SB 5013

This analysis was prepared by non-partisan legislative staff for the use of legislative members in their deliberations. This analysis is not a part of the legislation nor does it constitute a statement of legislative intent.

As Reported by House Committee On:


Title: An act relating to the disposition of tenant property placed upon the nearest public property.

Brief Description: Concerning the disposition of tenant property placed upon the nearest public property.

Sponsors: Senators Warnick and Hobbs.

Brief History:

Committee Activity:

Judiciary: 3/14/17, 3/23/17 [DP].

Brief Summary of Bill

  • Establishes a five-day period after which a landlord may dispose of an evicted tenant's property that has been placed on the nearest public property.


Majority Report: Do pass. Signed by 12 members: Representatives Jinkins, Chair; Rodne, Ranking Minority Member; Muri, Assistant Ranking Minority Member; Frame, Goodman, Graves, Haler, Hansen, Kirby, Klippert, Orwall and Shea.

Minority Report: Do not pass. Signed by 1 member: Representative Kilduff, Vice Chair.

Staff: Audrey Frey (786-7289).


Under the Residential Landlord-Tenant Act (RLTA), a tenant may face an eviction lawsuit, also known as an unlawful detainer action, if he or she continues to occupy rental property after the expiration of the lease term, fails to pay rent after receiving a request to pay or vacate, or otherwise substantially fails to comply with his or her statutory duties under the RLTA.

After filing an unlawful detainer action, the landlord must serve the tenant with a summons and complaint notifying the tenant of the lawsuit and the response deadline. In connection with an unlawful detainer action, a landlord may also apply for a court order, called a writ of restitution, directing the sheriff to physically evict the tenant, remove his or her belongings, and restore the premises to the landlord.

If the court issues a writ of restitution, the sheriff must deliver a copy of the court order to the tenant, including written notice of the physical eviction date, information about what will happen to any personal property remaining on the premises after eviction, and a form that the tenant can use to request that the landlord store his or her personal property.

If the tenant serves a written request for storage on the landlord within three days, the landlord must store the tenant's personal property. In order to later recover the property, the tenant must pay the storage cost to the landlord. If the tenant objects to storage, the landlord must place the personal property on the nearest public property, such as a sidewalk. If the tenant neither makes a written request for storage nor objects to storage, the landlord may choose either to store the personal property or place it on the nearest public property.

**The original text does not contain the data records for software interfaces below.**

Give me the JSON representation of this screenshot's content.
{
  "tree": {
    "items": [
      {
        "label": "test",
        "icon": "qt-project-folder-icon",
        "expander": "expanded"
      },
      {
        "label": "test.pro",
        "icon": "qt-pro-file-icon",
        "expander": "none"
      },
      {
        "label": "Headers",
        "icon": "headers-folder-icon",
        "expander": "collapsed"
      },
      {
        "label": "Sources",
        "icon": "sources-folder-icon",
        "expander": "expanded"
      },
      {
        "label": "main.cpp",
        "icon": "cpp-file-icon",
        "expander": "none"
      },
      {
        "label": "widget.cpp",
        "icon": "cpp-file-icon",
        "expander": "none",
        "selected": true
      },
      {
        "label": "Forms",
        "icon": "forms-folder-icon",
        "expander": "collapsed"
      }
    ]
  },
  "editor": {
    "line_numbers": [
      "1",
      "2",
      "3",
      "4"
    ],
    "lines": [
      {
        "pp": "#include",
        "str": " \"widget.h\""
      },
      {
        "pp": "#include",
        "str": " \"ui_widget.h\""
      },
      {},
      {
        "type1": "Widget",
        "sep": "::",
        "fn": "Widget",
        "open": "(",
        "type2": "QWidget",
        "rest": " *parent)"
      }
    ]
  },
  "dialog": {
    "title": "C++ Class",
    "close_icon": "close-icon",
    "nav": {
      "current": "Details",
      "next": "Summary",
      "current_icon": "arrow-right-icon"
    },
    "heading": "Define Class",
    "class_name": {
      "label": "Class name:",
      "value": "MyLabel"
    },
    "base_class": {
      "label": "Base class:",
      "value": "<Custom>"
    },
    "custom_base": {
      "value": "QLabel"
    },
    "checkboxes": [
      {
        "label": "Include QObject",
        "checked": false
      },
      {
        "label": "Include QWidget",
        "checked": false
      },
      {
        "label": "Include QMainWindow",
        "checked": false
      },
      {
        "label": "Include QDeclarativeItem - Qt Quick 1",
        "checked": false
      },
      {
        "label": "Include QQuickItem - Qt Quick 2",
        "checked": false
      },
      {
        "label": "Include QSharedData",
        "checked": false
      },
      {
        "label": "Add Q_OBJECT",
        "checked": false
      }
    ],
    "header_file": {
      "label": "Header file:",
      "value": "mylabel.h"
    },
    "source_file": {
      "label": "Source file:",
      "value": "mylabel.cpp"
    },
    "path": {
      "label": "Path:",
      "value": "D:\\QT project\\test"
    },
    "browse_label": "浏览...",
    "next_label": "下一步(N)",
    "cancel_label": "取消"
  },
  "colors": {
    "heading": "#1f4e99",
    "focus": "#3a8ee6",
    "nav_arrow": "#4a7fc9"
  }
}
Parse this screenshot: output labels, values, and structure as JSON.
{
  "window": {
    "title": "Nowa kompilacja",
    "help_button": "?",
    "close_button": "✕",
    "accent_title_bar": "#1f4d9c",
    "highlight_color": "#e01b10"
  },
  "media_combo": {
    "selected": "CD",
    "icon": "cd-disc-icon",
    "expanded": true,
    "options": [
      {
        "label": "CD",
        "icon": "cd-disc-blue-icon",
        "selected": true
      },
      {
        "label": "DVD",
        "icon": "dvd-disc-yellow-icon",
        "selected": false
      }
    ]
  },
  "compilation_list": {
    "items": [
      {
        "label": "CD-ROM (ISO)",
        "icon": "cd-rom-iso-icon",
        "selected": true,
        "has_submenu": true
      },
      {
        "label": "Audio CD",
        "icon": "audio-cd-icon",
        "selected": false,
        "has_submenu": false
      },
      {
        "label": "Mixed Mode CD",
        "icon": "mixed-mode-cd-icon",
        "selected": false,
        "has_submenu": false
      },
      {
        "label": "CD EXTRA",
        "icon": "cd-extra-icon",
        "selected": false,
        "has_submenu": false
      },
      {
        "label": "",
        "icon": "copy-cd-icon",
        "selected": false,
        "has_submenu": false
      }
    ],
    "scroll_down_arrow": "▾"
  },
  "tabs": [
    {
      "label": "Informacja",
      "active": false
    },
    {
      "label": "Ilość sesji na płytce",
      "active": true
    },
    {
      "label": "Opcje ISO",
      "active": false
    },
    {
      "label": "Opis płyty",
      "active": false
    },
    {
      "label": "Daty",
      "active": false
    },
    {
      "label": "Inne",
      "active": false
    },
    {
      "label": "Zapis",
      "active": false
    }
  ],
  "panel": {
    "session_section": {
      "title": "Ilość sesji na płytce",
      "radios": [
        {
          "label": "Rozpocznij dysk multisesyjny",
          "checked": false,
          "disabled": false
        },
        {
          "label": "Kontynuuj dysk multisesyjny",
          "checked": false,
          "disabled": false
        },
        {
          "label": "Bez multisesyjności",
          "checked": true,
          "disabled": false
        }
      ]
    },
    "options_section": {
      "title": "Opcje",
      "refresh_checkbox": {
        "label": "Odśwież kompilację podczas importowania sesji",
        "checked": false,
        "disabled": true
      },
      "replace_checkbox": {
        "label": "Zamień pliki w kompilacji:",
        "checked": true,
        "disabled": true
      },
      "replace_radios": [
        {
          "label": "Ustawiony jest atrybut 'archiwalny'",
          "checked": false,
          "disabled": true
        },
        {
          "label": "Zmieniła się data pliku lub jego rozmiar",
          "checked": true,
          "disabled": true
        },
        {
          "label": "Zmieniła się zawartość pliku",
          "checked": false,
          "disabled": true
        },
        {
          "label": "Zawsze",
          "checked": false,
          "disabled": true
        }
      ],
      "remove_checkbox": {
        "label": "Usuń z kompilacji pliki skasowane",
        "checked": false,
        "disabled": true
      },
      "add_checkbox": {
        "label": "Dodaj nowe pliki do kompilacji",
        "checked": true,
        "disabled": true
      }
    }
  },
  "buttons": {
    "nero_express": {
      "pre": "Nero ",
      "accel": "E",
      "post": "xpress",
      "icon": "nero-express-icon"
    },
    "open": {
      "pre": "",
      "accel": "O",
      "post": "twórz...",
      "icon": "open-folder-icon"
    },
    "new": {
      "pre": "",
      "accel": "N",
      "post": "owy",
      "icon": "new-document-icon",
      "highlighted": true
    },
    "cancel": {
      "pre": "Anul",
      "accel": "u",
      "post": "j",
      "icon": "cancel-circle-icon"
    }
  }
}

The landlord may dispose of or sell the tenant's property to recoup storage costs after providing the tenant with appropriate notice. A seven-day notice is required where the property value is equal to or less than $250, and a 30-day notice is required where the property is worth more than $250. Any excess income from the sale not collected by the tenant within one year must be deposited with the Department of Revenue.


Summary of Bill:

If a landlord has placed an evicted tenant's property on the nearest public property, a period of not less than five days must pass before the landlord may dispose of that property.


Appropriation: None.

Fiscal Note: Not requested.

Effective Date: The bill takes effect 90 days after adjournment of the session in which the bill is passed.

Staff Summary of Public Testimony:

(In support) This bill helps give certainty not only to landlords, but also to tenants. There was concern about the timeframe of only five days, but right now the landlord does not know whether it should be one day or 30 days, or what they are required to do with the tenant's personal property once it is out on the public property. An eviction takes quite a while. Landlords cannot throw people out with just a day or two of notice. It can take weeks, if not months, to process an eviction. This bill gives certainty to landlords and tenants regarding the length of time the personal property must be kept out on the public property.

(Opposed) None.

Persons Testifying: Senator Warnick, prime sponsor.

Persons Signed In To Testify But Not Testifying: None.